While he was signed to Island, Adé’s music wound up on the soundtracks to some Hollywood movies, as well. “365 Is My Number/The Message” can be heard in a dramatic chase scene toward the climax of director Jim McBride’s 1983 remake of Breathless, starring Richard Gere, and “Maajo” is on the soundtrack to the 1986 comedy One More Saturday Night, written and directed by Tom Davis and Al Franken, then of Saturday Night Live. But Adé and the African Beats’ most prominent Hollywood feature came courtesy of one of director Robert Altman’s forgotten films, 1985’s O.C. & Stiggs, which died a quick death in theaters but has achieved a small cult following on DVD. The title characters, two teenaged malcontents who spend the movie harassing a neighbor family in occasionally hilarious fashion, are revealed to be huge Adé fans, and book the band to play a party. In the movie, the African Beats perform “Penkele,” as almost the entire cast dances in the crowd.

King Sunny Adé & His African Beats in "O.C. & Stiggs"

Ultimately, King Sunny Adé was an unlikely candidate for mainstream pop success in the English-speaking market. Though his band was phenomenal live, and his joyous personality translated across any language barrier, the music was just a little too exotic for most Western ears. But his success was a crucial breakthrough for the “world music” genre, paving the way for other African artists like Youssou N’Dour, Thomas Mapfumo and others to build North American audiences. After the Island deal ended, Adé disbanded the African Beats and formed an entirely new group.

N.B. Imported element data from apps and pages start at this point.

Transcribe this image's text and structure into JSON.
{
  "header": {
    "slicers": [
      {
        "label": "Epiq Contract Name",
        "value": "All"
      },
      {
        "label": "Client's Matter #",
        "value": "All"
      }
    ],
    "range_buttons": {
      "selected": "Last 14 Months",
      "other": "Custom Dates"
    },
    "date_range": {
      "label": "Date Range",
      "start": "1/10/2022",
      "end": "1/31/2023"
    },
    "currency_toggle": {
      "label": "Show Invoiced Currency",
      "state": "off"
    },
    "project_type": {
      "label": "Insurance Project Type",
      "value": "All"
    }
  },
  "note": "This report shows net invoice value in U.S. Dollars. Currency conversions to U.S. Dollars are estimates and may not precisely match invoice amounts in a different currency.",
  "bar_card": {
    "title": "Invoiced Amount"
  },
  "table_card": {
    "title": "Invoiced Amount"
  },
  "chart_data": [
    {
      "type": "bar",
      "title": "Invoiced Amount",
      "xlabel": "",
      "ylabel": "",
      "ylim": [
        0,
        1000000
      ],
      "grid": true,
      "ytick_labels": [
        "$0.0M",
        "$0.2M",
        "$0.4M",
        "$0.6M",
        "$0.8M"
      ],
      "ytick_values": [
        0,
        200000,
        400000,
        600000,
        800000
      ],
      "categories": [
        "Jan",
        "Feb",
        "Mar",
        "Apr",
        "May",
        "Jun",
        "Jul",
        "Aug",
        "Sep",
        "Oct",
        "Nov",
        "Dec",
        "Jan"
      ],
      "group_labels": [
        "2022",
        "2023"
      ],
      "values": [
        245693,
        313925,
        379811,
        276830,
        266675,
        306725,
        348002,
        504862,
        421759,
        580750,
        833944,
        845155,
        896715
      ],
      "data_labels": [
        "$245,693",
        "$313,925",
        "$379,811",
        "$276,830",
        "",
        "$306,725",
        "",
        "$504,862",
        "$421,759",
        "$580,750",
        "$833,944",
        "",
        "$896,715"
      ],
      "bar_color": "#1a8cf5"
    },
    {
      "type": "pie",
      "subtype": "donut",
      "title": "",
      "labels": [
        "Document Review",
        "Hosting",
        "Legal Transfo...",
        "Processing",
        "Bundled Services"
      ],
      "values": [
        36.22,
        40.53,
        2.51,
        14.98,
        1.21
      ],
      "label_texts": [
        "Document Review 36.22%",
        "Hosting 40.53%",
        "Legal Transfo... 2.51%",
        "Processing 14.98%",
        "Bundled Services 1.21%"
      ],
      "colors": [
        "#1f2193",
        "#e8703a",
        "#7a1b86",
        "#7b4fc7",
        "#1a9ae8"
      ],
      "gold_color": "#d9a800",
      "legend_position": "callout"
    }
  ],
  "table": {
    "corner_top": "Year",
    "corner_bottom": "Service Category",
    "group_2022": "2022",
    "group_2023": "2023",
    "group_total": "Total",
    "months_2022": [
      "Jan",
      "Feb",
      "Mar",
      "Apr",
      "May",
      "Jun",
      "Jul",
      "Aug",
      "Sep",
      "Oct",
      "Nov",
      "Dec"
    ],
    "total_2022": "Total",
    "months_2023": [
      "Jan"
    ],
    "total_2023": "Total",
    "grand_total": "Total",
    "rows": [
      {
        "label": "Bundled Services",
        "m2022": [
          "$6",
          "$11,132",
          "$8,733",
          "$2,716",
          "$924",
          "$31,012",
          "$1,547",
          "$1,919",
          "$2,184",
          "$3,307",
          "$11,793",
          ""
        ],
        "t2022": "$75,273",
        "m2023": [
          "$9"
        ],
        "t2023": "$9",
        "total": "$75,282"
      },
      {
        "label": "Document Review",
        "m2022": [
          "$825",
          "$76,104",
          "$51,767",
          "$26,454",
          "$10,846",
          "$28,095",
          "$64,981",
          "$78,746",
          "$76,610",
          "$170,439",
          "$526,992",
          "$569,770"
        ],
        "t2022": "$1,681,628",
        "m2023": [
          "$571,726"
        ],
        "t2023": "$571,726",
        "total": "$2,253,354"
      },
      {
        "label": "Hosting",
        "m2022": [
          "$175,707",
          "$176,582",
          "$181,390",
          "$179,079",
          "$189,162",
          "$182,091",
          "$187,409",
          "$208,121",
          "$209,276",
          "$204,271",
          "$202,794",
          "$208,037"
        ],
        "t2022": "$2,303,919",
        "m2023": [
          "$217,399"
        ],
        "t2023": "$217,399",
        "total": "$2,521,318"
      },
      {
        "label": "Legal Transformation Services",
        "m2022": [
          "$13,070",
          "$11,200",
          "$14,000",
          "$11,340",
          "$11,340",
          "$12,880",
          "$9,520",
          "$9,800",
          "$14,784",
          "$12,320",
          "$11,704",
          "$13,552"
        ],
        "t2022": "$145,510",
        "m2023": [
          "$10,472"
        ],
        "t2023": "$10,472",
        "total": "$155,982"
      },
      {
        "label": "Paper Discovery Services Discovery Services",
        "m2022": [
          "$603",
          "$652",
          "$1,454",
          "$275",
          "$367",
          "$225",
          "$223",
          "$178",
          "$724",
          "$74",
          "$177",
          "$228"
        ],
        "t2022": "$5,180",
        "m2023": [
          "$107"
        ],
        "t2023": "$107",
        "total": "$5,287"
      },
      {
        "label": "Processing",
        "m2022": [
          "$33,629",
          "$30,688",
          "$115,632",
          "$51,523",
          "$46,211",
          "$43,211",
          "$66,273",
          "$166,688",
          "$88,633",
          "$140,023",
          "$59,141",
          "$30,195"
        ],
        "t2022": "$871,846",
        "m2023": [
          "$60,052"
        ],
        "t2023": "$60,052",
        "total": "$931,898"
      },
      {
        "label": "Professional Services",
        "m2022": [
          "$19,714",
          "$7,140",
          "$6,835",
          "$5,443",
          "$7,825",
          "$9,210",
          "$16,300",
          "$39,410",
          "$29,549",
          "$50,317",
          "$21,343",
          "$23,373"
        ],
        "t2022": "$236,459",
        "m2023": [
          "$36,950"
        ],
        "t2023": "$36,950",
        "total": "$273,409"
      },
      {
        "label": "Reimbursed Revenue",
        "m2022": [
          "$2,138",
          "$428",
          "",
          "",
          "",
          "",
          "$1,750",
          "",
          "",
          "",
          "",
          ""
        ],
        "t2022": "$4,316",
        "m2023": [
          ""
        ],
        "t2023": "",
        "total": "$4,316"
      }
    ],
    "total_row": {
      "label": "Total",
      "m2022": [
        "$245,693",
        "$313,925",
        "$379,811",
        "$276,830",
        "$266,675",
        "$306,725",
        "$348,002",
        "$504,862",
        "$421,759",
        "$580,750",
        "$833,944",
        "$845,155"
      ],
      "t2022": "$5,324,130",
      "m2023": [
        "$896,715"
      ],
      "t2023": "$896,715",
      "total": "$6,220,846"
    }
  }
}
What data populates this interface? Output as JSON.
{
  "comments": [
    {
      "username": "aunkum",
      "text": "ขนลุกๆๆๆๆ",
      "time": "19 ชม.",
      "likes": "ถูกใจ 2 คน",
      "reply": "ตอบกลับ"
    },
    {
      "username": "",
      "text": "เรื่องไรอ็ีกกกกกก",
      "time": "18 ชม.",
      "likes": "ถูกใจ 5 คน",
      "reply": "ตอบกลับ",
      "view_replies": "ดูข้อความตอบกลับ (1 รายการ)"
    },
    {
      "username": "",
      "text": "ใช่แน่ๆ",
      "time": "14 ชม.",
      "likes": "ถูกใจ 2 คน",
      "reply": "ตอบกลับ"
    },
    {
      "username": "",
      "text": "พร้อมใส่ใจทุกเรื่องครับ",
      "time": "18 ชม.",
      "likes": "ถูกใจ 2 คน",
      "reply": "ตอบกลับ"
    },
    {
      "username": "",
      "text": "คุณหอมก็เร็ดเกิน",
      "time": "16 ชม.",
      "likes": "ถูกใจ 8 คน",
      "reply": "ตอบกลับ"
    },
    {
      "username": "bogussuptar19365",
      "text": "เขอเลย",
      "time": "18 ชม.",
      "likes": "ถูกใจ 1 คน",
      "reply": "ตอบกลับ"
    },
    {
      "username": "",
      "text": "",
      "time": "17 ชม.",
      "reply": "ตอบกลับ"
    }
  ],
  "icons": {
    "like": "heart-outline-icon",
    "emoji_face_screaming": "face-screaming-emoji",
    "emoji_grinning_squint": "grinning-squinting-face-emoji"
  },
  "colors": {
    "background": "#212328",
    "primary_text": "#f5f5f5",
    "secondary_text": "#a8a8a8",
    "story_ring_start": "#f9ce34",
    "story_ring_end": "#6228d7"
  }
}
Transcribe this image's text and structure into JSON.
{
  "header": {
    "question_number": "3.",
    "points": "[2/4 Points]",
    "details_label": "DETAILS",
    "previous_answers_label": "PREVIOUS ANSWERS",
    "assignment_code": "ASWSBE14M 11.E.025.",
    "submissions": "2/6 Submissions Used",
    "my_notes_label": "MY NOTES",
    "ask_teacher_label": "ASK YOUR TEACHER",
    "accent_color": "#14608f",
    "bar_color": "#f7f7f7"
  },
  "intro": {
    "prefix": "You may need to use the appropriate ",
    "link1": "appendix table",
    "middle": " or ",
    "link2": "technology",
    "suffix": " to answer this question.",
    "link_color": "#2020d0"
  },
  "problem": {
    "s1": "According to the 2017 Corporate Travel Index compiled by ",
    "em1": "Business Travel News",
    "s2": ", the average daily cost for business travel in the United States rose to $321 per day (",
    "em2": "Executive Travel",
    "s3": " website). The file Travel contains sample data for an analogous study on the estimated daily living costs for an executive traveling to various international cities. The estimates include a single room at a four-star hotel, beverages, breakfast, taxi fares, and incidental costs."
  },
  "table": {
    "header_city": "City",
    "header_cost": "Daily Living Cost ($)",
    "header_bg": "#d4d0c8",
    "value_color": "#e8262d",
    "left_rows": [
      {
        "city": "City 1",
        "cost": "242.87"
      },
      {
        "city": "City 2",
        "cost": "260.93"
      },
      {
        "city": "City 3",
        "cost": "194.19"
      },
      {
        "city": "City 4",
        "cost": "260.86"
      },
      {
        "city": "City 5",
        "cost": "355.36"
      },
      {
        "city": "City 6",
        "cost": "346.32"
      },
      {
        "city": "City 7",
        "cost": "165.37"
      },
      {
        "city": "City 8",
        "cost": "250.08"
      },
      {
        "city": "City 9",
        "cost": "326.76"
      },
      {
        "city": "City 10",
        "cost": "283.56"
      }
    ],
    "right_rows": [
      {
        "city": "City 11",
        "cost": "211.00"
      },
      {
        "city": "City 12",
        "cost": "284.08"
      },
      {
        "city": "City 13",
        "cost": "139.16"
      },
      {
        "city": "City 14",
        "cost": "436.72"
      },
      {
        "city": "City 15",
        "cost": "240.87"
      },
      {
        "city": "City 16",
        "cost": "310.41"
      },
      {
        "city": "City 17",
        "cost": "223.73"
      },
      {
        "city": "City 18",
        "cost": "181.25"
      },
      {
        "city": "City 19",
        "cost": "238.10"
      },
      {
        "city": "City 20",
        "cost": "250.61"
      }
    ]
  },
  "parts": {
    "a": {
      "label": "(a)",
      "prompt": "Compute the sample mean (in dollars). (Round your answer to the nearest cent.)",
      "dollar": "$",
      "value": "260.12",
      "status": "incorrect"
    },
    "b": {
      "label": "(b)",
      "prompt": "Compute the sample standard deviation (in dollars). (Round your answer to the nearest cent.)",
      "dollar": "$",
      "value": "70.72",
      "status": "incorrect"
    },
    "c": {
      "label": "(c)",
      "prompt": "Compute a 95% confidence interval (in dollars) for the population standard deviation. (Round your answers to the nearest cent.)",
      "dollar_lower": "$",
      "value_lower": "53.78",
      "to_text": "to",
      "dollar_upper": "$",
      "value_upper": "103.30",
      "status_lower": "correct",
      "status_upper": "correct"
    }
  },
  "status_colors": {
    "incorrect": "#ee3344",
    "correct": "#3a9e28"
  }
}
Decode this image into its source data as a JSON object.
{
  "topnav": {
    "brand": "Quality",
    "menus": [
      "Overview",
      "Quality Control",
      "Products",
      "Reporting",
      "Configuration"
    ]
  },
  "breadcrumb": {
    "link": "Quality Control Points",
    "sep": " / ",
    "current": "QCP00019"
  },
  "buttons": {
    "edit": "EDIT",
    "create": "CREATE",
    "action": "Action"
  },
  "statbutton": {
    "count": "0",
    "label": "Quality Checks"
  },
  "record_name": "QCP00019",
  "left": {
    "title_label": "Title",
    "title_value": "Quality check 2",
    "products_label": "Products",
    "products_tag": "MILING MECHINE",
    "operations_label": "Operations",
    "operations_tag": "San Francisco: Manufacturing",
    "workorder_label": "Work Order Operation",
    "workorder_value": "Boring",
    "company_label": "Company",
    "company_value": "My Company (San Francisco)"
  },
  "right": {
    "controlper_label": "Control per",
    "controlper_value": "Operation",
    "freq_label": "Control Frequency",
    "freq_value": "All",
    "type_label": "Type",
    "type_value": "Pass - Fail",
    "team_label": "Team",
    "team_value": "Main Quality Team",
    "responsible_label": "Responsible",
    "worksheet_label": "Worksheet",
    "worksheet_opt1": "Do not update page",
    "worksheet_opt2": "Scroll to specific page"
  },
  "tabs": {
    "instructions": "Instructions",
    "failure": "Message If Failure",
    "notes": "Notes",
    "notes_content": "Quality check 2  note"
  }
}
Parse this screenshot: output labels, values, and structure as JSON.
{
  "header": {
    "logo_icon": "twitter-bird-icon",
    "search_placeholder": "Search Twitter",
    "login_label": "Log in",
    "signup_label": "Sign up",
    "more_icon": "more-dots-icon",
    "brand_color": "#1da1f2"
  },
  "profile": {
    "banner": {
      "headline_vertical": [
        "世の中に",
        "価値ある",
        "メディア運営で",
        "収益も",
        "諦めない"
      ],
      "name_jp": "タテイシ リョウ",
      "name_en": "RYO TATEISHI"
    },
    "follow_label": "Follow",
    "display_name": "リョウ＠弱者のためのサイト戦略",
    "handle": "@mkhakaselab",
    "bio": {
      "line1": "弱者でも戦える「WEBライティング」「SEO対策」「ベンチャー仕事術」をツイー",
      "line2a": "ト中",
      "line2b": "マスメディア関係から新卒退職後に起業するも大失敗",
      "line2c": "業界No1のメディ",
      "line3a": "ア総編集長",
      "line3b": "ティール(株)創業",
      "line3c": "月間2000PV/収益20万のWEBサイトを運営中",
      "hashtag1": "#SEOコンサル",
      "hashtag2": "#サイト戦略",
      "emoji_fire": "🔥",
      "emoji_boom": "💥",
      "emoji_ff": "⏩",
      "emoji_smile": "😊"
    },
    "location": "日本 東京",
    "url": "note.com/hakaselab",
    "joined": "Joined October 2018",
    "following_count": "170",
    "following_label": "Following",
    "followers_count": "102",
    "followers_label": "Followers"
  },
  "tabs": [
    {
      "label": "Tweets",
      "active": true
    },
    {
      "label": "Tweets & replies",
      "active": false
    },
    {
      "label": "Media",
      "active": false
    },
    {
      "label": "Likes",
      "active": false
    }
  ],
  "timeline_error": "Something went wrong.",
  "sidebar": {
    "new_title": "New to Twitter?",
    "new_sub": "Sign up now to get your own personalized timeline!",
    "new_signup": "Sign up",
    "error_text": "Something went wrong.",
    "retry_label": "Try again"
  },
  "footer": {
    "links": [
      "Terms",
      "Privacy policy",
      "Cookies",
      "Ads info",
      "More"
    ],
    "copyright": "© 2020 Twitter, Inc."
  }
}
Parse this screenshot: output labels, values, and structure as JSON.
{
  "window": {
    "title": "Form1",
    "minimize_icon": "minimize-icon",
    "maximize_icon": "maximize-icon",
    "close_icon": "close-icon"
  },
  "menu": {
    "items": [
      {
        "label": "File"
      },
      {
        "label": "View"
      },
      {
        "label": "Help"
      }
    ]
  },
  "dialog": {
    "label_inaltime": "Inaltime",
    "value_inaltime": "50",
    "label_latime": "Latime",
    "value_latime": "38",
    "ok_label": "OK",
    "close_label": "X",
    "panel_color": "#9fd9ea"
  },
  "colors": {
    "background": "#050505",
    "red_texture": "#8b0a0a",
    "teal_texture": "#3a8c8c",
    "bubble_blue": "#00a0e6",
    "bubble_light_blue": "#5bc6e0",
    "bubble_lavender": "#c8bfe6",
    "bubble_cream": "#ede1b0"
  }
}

Nonetheless, Juju Music, Synchro System, and Aura are fantastic records, and well worth any open-minded listener’s attention.

On a different note